As shown in the financial figures in this annual report, Mission Afrika’s economy is experiencing reasonable growth on top of last year’s critical situation. The year ended with a nice profit of 1.1 million kr., Partially due to the increase in recycling work and greater inheritance revenues than expected. It is gratifying and helps to reinforce our expectations for the future. There are so many needs and tasks that hope to meet over the coming year, so thanks for your continued generosity and your trust that we can manage your gifts in a good manner.

Last year, due to rule changes at SKAT, we introduced a membership to Mission Afrika. Before the turn of the year we needed to have at least 300 members, which turned out not to be a problem.

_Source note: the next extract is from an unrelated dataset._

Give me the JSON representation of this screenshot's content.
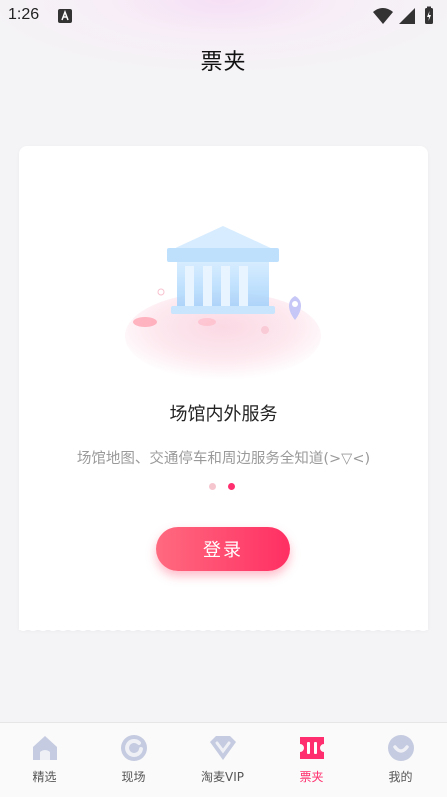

At this very moment, there are 655 members in addition to the employees at the thrift stores that are also counted as members.

We have much to be thankful of

It is appropriate to round off the annual report with a big thank you, for there is much to thankful for. Thank you to our partners in Africa and in Cyprus that have given us at least as much as we give them. Thanks to all of volunteers who have brought their time, talents, ideas, prayers and money into the game. Thanks to the Secretariat and expatriate staff for their outstanding efforts in a difficult year marked by reorganization. A special thanks to the staff who have left us: Ingelise and Regin Benner, that after almost 25 years of faithful service have returned from Nigeria; Mette Alex and Bjergbæk Klausen, who have completed their missionary time in Sierra Leone; and Hanne Hauge Andersen, who has decided to leave her job as development coordinator in recycling work. Who each in their own way, they have provided a valuable and important contribution to Mission Afrika.

At the same time there must also be a warm welcome for new employees: Hanne Fornitz, who’s exchanging her secretary job with the position as development coordinator in recycling activities; Dorrit Ruby Jensen, who has been appointed to take over the secretary position; Philip Christoffersen, who is maternity cover on communication record for Anne Sofie Bjorn Bitsch; and Lars Torp, who has been employed in a flex job as assessment employee in recycling. It should also be mentioned that our finance and administration manager Torben Hesselbjerg from the turn of the year also received management responsibility for recycling work.

We must also remember to say thank you to all the volunteers, partners and employees, who together carry on Mission Afrika’s vision, but we must also not forget to thank Him that carries us all and gives us visions. We believe that the mission is about God sending us out into the world with love, hope and joy. May God also in the coming year give us ears to hear, eyes that can see and hands that are willing to bear.